  7. From my limited observations, this was definitely necessary. All three of these species have been scarce this spring in the waters I fish. Must be tough on charter captains though. A client pays 300-400 bucks or whatever and can't even bring his inshore slam home. Oh well, hopefully most see the value in catch and release.
  8. Given your limited time, your best bet to get it on some action is by fishing live shrimp on a popping cork. Get yourself a Cajun thunder popping cork, some live shrimp and find a fishy looking spot to wade fish. This method often attracts trash fish like catfish and ladyfish but with a little luck you'll get into some redfish or speckled trout.
  9. You really want to be on the east coast of FL to target big Jacks. In my experience the gulf coast jacks are usually pretty small.

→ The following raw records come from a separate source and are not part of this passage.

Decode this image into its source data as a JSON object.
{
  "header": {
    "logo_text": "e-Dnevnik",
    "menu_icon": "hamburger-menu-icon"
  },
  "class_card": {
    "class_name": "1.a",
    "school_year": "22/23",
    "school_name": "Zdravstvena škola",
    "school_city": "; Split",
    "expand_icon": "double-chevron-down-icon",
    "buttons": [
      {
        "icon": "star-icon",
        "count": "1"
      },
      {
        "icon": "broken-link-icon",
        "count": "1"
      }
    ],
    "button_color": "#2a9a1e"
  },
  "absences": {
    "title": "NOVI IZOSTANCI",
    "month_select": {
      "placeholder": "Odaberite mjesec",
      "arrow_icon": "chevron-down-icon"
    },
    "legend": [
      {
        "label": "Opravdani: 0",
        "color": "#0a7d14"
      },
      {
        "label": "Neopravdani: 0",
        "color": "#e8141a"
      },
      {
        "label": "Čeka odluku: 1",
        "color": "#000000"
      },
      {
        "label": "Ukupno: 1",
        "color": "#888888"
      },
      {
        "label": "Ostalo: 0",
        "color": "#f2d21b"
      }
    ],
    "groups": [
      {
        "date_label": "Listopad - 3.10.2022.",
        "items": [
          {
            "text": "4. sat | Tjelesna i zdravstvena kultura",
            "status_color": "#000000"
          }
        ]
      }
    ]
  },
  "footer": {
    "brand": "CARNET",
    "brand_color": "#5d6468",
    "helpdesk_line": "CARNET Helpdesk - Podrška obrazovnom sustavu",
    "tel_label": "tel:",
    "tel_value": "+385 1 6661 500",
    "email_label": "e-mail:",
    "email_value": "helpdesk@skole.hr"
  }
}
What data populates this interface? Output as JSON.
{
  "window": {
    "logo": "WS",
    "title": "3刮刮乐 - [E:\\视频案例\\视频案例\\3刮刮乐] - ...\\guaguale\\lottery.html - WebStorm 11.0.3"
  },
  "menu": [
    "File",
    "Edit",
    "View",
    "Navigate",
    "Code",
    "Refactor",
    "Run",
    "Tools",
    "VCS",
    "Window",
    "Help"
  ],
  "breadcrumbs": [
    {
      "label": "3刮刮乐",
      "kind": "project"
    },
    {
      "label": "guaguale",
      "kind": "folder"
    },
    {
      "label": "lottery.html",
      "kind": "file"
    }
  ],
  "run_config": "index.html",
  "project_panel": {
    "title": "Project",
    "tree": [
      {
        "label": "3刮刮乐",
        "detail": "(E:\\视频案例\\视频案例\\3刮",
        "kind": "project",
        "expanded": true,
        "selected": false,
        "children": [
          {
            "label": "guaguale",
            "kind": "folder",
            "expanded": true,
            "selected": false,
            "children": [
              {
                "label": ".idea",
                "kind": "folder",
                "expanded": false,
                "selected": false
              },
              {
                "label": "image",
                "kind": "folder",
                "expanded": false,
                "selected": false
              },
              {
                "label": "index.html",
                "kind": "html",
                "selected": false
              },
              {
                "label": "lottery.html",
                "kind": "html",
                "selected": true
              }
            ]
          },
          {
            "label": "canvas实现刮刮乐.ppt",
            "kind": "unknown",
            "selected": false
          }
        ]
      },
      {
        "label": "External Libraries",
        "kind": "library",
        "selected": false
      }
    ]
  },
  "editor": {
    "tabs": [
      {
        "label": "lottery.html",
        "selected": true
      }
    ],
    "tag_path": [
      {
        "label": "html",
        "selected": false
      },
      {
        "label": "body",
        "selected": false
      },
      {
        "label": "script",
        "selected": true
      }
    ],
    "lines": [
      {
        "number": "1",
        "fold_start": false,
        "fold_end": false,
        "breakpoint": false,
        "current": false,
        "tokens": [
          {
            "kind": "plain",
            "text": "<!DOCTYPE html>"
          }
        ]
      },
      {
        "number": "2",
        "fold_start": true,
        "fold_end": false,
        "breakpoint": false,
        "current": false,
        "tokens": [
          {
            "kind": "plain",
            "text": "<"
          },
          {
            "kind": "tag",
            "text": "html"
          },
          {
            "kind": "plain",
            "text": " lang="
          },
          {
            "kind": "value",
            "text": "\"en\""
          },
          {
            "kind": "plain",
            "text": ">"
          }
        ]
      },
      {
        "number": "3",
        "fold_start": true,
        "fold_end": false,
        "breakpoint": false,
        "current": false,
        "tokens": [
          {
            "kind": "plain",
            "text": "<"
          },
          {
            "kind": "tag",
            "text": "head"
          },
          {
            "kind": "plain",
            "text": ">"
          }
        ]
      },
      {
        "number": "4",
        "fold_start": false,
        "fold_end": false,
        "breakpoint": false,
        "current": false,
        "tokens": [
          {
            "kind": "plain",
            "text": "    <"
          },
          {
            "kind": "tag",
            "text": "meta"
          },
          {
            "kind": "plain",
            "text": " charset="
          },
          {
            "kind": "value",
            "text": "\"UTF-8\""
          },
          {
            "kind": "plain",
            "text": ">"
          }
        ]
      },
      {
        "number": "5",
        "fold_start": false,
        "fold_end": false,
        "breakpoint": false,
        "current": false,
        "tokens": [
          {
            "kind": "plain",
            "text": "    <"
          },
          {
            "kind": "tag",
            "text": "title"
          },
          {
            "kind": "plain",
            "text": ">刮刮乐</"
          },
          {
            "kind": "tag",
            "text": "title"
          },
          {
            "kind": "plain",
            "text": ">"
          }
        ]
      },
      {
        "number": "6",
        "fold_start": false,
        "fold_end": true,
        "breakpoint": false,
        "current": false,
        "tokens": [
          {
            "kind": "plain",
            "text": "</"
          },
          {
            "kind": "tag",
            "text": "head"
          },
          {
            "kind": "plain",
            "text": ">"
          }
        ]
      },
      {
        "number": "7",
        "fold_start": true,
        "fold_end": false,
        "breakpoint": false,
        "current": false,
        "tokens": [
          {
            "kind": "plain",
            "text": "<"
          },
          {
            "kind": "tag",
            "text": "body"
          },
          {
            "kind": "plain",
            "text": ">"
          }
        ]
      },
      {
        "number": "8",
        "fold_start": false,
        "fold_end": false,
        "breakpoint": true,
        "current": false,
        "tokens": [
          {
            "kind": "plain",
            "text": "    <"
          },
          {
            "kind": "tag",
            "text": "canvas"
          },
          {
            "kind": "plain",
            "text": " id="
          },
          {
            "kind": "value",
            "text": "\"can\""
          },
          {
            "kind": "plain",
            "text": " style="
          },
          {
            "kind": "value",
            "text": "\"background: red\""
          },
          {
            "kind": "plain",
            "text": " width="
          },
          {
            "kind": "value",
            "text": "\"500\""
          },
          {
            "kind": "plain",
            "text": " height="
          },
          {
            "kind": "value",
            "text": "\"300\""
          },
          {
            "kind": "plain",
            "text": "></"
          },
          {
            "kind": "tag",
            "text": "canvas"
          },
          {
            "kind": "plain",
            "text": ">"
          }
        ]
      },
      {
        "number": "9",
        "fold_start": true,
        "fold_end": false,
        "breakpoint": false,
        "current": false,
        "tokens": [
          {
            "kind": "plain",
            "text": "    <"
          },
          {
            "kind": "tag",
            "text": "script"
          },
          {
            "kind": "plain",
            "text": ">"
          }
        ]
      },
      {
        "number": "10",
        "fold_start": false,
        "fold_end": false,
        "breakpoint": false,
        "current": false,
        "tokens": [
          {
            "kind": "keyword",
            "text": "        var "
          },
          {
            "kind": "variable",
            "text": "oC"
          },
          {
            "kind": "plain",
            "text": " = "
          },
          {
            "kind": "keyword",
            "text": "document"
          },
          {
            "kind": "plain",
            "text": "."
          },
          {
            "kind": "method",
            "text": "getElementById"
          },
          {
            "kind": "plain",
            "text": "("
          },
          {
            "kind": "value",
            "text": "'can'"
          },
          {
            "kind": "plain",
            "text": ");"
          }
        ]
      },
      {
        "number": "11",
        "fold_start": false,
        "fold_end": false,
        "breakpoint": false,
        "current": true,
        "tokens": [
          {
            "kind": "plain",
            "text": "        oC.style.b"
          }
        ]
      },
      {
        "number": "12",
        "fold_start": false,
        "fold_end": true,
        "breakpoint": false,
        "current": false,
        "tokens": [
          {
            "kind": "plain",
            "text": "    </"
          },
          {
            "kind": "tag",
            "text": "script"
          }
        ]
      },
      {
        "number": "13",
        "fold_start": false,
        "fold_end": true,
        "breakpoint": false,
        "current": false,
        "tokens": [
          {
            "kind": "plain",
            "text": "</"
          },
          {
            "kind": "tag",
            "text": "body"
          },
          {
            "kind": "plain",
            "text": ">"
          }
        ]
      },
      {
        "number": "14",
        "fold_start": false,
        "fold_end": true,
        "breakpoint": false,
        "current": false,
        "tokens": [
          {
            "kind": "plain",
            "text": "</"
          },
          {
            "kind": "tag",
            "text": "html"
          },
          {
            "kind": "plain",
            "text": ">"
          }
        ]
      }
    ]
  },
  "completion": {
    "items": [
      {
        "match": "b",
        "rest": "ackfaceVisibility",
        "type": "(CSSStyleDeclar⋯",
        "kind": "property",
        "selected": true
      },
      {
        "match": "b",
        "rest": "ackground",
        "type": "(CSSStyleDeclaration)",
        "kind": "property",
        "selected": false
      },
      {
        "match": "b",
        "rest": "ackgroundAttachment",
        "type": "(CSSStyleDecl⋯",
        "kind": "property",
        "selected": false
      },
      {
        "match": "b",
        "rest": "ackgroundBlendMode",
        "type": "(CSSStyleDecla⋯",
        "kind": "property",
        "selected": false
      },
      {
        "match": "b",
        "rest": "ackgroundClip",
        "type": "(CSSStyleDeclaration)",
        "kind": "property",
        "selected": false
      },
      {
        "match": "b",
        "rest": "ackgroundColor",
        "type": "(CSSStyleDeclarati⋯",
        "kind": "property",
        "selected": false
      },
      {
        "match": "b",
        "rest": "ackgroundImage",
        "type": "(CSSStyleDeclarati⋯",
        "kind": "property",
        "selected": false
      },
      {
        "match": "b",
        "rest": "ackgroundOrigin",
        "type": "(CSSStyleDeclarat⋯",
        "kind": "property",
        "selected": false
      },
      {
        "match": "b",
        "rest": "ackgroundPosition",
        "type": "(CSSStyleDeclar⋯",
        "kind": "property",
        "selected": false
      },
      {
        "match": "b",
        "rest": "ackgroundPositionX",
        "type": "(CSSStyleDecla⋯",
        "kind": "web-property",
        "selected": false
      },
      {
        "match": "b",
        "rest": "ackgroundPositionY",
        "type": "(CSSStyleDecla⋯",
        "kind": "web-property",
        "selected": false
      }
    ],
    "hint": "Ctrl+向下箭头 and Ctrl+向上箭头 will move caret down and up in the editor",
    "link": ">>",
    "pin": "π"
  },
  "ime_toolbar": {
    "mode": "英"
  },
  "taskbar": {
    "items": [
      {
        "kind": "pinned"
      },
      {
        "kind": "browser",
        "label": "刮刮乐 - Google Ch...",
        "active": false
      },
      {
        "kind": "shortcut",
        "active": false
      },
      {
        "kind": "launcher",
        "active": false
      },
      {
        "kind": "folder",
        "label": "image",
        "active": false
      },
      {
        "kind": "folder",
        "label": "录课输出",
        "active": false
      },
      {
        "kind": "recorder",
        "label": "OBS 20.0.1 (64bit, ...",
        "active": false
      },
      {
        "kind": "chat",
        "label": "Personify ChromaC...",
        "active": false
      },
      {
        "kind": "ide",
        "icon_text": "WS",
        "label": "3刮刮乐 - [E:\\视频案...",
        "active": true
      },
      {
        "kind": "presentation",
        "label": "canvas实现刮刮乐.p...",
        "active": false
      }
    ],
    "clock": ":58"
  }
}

  10. Water temps were mentioned in several posts. As of right now (3/27) water temps on the gulf coast are below average. They have been in the 65-69 degree range. That could change in a blink but right now I wouldn't recommend fishing the gulf beaches for snook. I would concentrate on rivers, creeks etc... Again that could change quickly with a week of 80 degree temps but the air temp in Pinellas county right now is 61. That's crazy cool for late March.
  11. Yeah I imagine the traffic can be a deal breaker for some. I will say this about central/southern FL in general: If the year round warm weather is not important to you, this is not the place to live. I believe there are better options if you don't mind dealing with cold weather. For me, being able to fish 12 months a year as opposed to 6 or 7 is a big deal. It definitely makes the many other shortcomings of this state more tolerable.
  12. Probably should have mentioned surf fishing and fishing in general is drastically different than east coast. In my opinion the bays that feed into the gulf are the most productive areas as well as the many passes along the gulf. "Soaking bait" is not a method I put a lot of time into down here as the beaches are mostly flat and lack structure. Snook do often run the first trough along the beach but this is not always a productive or reliable occurrence. Nonetheless, there are enough fishing options within proximity to the gulf to keep most anglers happy
  13. You mentioned Tampa in your original post so I'll comment on that area. Moved 5 years ago to Tampa/St. Pete area. Lets start with the weather. The summers are extremely hot but assuming you don't work outdoors I find them manageable. In July and August I'll hit the beach at 6AM for fishing till 11AM at the latest. In these months you can't fight the midday sun but again you make adjustments. Evenings are still hot but after 7PM it can be at least bearable. It's futile to try to do anything outside from 12-6 at least for a 3 month period. If there is one thing that will drive you out of this area it is the traffic. For me it is way more bothersome than the heat. The roads are completely inadequate for all the year round residents let alone the snowbirds and tourists. It is just something you have to deal with. Strip that away and the area really is a paradise with beautiful gulf beaches, major sports teams and two trendy downtown areas if that is your thing. Waterfront real estate is getting very pricey but if you can afford it it's the way to go. The quality of living increases drastically as you near the water. A few miles away is sketchy neighborhoods, high crime, homelessness, transients etc.... Hope this helps some.
  14. As far as red tide goes the latest FWC map (Feb 15th) shows no red tide anywhere in Florida. The question now is how does the tens of thousands of fish that died impact the fishery going forward.
  15. That's really scary. Dolphins are among the smartest fish in the sea, if they can't avoid the red tide what chance do the other species have.